Posted on | September 25, 2009 | 1 Comment
Manoa Assistant Researcher Durrell Kapan examined how daily commuting patterns in mega-cities may be a critically overlooked factor in understanding the resurgence of mosquito-borne diseases such as dengue fever, infecting 50–100 million people annually.
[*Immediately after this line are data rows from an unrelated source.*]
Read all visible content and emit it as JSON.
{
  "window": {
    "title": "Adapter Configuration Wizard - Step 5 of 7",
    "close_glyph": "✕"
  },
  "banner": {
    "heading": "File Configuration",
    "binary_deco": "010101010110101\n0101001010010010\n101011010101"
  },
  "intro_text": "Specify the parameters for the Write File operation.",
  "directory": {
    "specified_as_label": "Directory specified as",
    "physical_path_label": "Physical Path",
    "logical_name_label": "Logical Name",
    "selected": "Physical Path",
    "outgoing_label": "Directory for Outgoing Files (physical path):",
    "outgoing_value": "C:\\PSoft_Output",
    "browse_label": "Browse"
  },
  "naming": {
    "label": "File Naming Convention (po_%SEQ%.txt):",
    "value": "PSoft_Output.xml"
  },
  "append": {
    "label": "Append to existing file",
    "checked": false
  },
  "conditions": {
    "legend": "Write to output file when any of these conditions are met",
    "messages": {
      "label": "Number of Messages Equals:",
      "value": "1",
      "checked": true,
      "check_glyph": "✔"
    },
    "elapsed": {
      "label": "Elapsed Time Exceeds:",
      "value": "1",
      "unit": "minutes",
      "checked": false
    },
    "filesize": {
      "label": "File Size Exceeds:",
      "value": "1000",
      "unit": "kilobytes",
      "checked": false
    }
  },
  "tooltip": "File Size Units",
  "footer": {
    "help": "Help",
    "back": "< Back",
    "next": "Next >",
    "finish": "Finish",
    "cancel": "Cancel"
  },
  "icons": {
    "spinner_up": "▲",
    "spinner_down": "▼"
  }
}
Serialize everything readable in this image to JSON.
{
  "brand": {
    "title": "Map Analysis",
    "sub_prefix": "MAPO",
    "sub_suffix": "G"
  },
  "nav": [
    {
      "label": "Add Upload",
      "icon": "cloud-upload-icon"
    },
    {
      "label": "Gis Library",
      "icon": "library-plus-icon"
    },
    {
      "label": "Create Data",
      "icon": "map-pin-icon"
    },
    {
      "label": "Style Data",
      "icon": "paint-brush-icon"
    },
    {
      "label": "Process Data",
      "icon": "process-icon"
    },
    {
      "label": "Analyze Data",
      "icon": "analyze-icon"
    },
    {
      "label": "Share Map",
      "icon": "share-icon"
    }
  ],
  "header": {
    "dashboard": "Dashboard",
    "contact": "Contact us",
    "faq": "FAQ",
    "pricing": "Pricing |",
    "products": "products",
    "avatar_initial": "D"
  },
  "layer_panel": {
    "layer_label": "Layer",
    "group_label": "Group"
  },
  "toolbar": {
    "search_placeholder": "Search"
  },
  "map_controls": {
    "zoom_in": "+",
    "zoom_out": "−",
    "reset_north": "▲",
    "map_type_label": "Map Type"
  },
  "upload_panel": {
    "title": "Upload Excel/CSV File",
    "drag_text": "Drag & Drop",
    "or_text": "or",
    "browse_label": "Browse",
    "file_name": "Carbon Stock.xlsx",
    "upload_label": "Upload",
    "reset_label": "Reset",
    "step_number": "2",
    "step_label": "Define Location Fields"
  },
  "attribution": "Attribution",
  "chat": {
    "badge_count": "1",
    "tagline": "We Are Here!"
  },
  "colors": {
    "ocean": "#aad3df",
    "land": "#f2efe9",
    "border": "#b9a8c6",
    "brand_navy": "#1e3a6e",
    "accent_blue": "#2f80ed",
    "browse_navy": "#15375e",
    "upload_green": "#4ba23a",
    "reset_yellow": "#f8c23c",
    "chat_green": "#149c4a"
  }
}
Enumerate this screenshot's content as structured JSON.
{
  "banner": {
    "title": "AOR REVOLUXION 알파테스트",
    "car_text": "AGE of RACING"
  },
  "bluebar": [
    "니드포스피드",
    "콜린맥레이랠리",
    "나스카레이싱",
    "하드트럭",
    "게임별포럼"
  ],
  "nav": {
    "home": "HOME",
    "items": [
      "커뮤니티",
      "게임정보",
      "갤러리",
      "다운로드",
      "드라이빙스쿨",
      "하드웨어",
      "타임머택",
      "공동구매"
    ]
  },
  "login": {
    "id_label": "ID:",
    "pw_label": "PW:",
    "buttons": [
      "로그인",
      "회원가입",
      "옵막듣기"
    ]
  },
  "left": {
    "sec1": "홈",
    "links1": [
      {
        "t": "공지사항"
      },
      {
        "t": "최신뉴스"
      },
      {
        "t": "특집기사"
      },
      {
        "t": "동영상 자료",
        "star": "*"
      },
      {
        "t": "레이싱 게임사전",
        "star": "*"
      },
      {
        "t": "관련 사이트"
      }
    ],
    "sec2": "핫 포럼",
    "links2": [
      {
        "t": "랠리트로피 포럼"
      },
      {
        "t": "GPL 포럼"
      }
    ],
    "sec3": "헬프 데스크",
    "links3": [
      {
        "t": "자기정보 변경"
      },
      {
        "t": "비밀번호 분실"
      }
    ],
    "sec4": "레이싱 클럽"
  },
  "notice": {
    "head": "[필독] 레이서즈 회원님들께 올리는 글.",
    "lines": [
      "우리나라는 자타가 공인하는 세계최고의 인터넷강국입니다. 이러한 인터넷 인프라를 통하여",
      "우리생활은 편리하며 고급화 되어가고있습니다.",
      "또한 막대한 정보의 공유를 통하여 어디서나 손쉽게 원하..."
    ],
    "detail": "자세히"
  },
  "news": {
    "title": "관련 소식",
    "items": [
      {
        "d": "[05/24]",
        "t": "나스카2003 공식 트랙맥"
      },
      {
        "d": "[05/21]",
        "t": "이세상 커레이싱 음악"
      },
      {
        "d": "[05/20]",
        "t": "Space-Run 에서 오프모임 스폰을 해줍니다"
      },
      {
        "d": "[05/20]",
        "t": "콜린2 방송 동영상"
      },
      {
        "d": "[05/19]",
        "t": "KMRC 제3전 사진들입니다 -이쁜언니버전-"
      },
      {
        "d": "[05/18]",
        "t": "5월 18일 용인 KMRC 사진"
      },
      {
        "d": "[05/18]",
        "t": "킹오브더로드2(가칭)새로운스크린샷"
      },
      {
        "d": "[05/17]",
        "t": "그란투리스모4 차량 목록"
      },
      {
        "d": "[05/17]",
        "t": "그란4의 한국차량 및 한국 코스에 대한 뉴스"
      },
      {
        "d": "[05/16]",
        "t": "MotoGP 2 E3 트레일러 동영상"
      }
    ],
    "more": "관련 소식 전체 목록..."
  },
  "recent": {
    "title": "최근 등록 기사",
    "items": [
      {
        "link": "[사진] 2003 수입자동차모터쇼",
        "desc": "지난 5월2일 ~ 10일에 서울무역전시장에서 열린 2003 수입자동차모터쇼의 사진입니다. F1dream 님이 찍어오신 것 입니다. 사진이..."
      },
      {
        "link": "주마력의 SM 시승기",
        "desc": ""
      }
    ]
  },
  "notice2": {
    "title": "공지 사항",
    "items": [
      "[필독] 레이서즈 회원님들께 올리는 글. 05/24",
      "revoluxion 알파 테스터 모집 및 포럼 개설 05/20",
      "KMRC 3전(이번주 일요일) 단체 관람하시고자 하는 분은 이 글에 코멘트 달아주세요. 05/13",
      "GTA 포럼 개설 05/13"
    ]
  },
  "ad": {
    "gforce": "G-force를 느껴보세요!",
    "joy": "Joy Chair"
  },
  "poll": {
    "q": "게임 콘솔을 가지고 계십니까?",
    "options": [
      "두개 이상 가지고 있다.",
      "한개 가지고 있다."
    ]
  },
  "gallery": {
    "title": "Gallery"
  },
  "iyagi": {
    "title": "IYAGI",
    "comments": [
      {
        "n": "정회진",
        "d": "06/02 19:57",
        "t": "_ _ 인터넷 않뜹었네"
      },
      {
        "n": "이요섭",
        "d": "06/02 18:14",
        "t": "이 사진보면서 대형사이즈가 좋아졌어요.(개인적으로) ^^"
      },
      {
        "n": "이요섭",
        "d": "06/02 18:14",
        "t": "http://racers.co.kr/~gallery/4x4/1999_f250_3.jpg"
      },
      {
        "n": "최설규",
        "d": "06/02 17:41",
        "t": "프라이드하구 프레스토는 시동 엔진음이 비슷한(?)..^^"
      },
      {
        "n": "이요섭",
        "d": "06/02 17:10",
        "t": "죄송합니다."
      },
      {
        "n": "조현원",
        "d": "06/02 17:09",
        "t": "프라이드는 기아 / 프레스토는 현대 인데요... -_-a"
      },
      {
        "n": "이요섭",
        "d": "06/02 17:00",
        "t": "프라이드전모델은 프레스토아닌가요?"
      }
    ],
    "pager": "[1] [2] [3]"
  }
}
The research, co-authored by Ben Adams was published in PLoS One.
“Even a small number of infected people who remain active can move a virus such as dengue between different parts of the community, where it will be picked up by mosquitos and, after an incubation period, be passed on to another unsuspecting passerby,” says Kapan. “Our research examined whether the standard practice of eliminating mosquito vectors at residences would be sufficient to control dengue if other areas in the community still had several large patches of mosquitos that could become infected by commuters.”
“Our primary objective with this paper is to prompt researchers, public health practitioners and others concerned with vector control to look beyond the traditional epidemiological definition of a transmission cluster based on home address, and consider novel ways to control community transmission of vector-borne diseases that account for great morbidity and mortality worldwide,” says Kapan. “Even a short visit to an infected patch of mosquitos, say at a lunch venue or open market, may be enough to keep the virus circulating.”